- Work item
Copy out each line of the data that contains "icon".

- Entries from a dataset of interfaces
-- Opening Marker --
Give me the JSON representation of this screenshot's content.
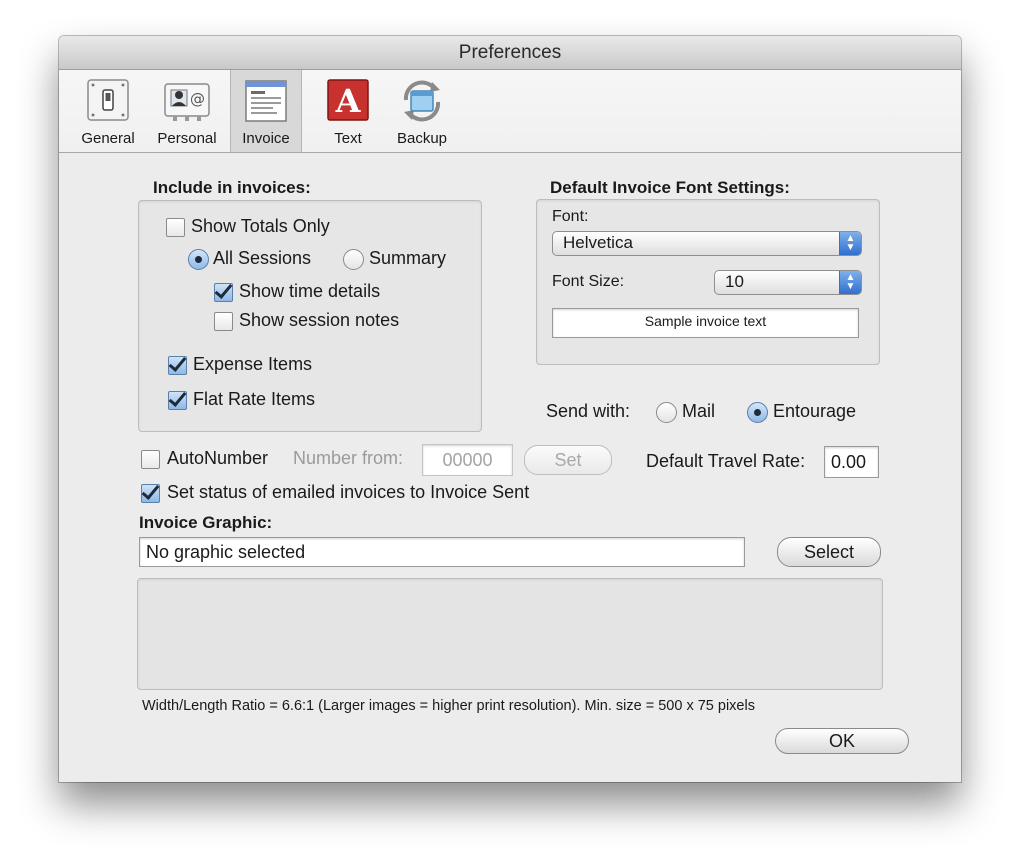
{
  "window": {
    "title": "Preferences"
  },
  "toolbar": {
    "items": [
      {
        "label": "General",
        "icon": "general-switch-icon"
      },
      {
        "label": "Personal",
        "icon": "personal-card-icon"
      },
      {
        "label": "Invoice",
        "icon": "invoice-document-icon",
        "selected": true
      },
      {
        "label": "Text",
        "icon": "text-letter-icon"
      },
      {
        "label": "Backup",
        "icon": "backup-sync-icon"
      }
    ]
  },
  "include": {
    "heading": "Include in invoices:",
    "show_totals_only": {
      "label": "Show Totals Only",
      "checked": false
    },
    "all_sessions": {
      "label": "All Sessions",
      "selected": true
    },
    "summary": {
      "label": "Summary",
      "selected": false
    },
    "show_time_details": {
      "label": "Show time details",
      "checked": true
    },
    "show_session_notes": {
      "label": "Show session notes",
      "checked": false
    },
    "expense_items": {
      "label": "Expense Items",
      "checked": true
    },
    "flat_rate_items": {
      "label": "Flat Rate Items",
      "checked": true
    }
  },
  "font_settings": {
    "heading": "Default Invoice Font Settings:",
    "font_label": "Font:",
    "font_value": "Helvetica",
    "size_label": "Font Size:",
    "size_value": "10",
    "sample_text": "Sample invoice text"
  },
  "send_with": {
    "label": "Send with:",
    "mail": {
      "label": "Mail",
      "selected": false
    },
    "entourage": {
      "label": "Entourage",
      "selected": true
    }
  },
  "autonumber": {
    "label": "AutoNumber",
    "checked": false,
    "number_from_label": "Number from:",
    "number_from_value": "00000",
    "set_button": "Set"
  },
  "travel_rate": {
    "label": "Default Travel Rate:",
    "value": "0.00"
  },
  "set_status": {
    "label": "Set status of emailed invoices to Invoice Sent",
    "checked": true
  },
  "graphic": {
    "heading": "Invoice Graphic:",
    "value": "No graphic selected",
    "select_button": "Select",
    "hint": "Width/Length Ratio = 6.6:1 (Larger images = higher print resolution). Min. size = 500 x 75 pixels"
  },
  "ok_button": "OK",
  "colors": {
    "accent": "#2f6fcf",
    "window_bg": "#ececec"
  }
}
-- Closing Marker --
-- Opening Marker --
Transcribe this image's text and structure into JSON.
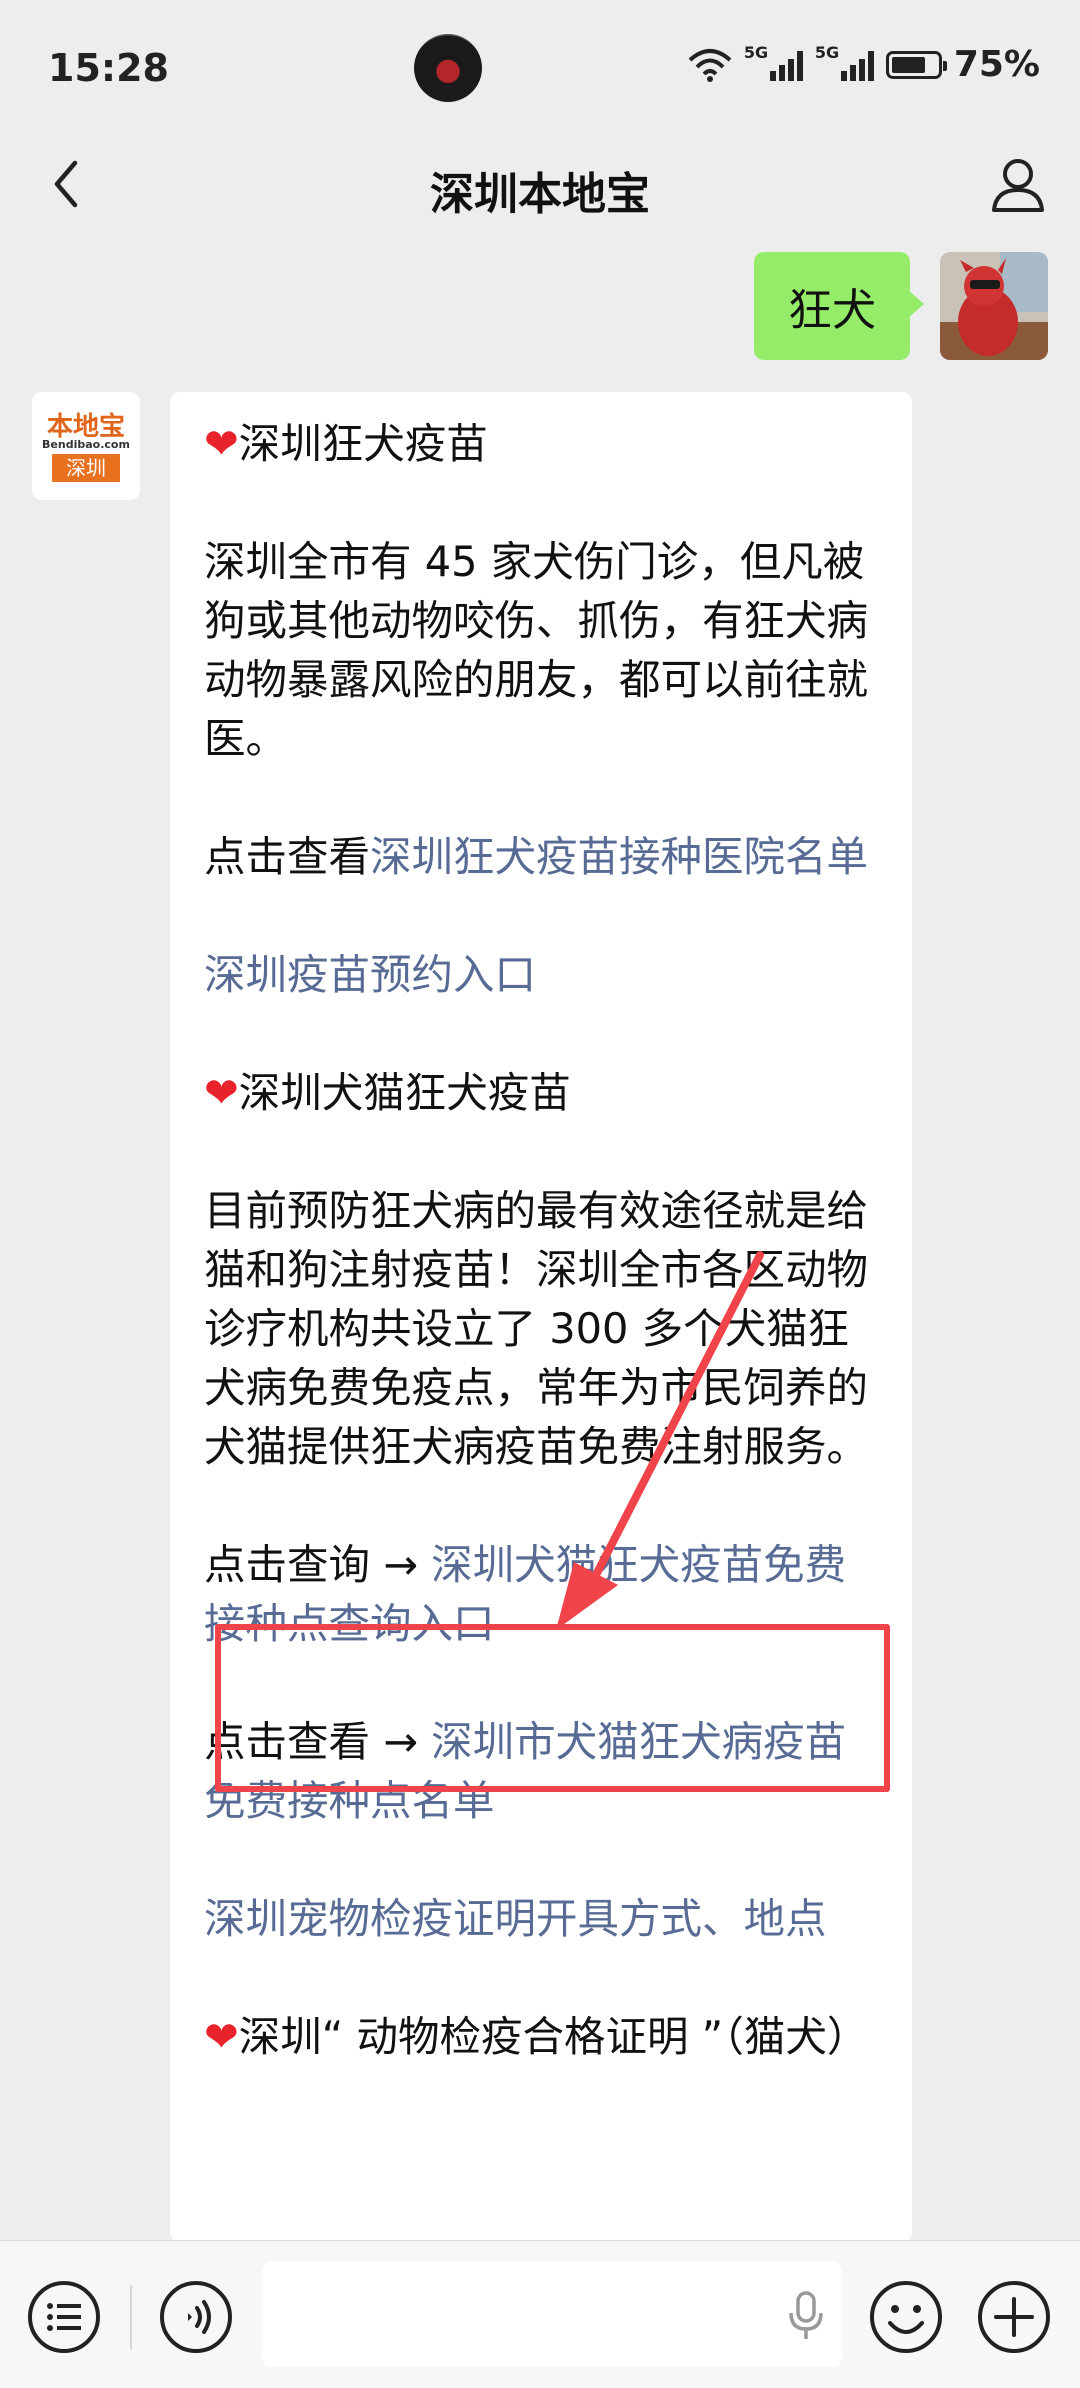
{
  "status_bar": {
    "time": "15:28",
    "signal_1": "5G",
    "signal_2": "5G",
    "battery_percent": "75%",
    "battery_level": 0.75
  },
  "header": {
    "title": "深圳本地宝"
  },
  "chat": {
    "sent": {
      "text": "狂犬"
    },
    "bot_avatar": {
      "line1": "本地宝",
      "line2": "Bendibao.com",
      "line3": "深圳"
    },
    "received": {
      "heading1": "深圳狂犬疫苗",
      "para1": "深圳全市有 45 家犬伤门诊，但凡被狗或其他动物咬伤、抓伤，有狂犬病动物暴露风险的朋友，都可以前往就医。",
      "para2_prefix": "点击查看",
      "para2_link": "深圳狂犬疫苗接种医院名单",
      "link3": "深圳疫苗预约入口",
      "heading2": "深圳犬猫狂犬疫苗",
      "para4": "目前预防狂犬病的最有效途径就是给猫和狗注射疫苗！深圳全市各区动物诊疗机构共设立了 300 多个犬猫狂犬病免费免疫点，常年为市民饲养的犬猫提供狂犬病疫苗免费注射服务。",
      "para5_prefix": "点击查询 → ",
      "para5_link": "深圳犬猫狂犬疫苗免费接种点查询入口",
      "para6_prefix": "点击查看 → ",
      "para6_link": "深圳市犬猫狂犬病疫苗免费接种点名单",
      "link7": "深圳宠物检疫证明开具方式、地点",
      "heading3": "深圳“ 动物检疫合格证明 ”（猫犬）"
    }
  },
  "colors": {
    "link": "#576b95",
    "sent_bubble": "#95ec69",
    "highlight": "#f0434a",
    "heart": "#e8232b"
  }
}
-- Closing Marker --
- Output below
        "icon": "general-switch-icon"
        "icon": "personal-card-icon"
        "icon": "invoice-document-icon",
        "icon": "text-letter-icon"
        "icon": "backup-sync-icon"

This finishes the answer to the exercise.